Problem: Setting aside any pictures, reproduce the data exactly.

Given records:
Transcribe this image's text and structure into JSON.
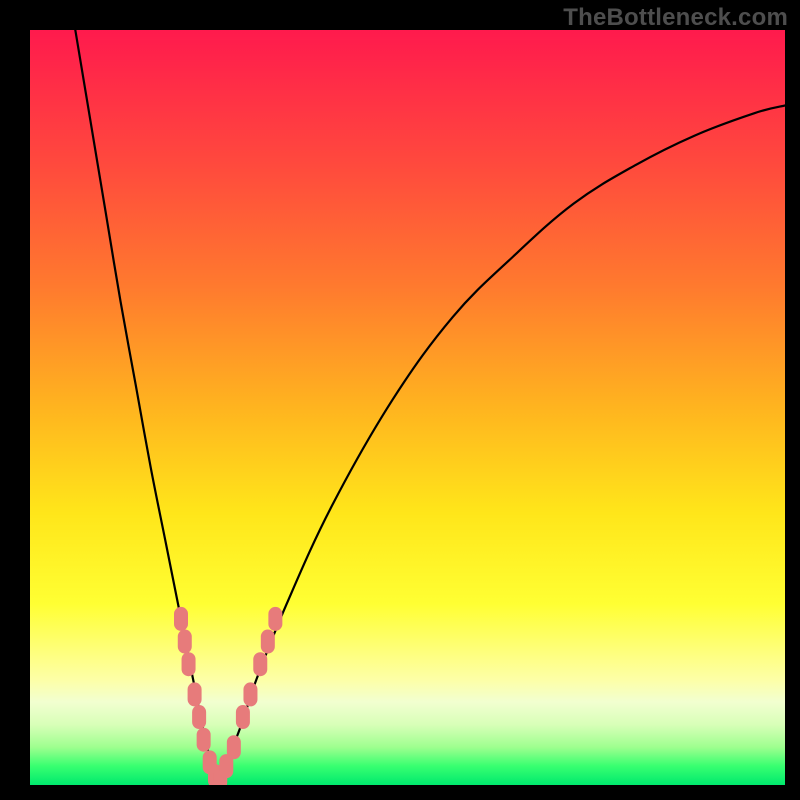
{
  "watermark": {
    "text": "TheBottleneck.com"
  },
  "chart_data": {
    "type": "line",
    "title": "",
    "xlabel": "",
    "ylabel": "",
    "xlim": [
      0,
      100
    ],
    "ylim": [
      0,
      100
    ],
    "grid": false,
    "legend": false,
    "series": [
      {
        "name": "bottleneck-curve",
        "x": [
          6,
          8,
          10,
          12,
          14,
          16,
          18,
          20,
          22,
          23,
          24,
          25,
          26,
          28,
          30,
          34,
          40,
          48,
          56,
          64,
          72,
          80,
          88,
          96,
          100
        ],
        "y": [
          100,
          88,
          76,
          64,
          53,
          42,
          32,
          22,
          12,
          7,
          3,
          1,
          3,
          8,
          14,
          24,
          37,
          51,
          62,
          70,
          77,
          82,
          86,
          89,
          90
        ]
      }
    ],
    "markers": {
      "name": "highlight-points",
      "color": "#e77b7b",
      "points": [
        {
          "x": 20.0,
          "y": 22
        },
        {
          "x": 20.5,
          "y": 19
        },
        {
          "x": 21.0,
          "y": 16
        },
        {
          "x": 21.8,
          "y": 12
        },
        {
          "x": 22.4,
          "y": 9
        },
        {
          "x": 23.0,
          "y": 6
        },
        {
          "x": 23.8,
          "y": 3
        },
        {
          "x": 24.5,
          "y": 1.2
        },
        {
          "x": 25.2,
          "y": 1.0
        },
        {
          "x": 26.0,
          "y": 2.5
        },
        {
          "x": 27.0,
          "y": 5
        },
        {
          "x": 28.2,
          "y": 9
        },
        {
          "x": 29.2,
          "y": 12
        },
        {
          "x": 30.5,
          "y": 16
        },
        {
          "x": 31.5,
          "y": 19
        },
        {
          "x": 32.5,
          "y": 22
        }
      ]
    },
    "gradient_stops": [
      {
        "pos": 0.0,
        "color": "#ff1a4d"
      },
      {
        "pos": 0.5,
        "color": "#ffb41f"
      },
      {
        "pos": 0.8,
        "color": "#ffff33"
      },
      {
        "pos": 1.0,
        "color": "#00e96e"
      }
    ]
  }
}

Finished task:
Transcribe this image's text and structure into JSON.
{
  "watermark": {
    "text": "TheBottleneck.com"
  },
  "chart_data": {
    "type": "line",
    "title": "",
    "xlabel": "",
    "ylabel": "",
    "xlim": [
      0,
      100
    ],
    "ylim": [
      0,
      100
    ],
    "grid": false,
    "legend": false,
    "series": [
      {
        "name": "bottleneck-curve",
        "x": [
          6,
          8,
          10,
          12,
          14,
          16,
          18,
          20,
          22,
          23,
          24,
          25,
          26,
          28,
          30,
          34,
          40,
          48,
          56,
          64,
          72,
          80,
          88,
          96,
          100
        ],
        "y": [
          100,
          88,
          76,
          64,
          53,
          42,
          32,
          22,
          12,
          7,
          3,
          1,
          3,
          8,
          14,
          24,
          37,
          51,
          62,
          70,
          77,
          82,
          86,
          89,
          90
        ]
      }
    ],
    "markers": {
      "name": "highlight-points",
      "color": "#e77b7b",
      "points": [
        {
          "x": 20.0,
          "y": 22
        },
        {
          "x": 20.5,
          "y": 19
        },
        {
          "x": 21.0,
          "y": 16
        },
        {
          "x": 21.8,
          "y": 12
        },
        {
          "x": 22.4,
          "y": 9
        },
        {
          "x": 23.0,
          "y": 6
        },
        {
          "x": 23.8,
          "y": 3
        },
        {
          "x": 24.5,
          "y": 1.2
        },
        {
          "x": 25.2,
          "y": 1.0
        },
        {
          "x": 26.0,
          "y": 2.5
        },
        {
          "x": 27.0,
          "y": 5
        },
        {
          "x": 28.2,
          "y": 9
        },
        {
          "x": 29.2,
          "y": 12
        },
        {
          "x": 30.5,
          "y": 16
        },
        {
          "x": 31.5,
          "y": 19
        },
        {
          "x": 32.5,
          "y": 22
        }
      ]
    },
    "gradient_stops": [
      {
        "pos": 0.0,
        "color": "#ff1a4d"
      },
      {
        "pos": 0.5,
        "color": "#ffb41f"
      },
      {
        "pos": 0.8,
        "color": "#ffff33"
      },
      {
        "pos": 1.0,
        "color": "#00e96e"
      }
    ]
  }
}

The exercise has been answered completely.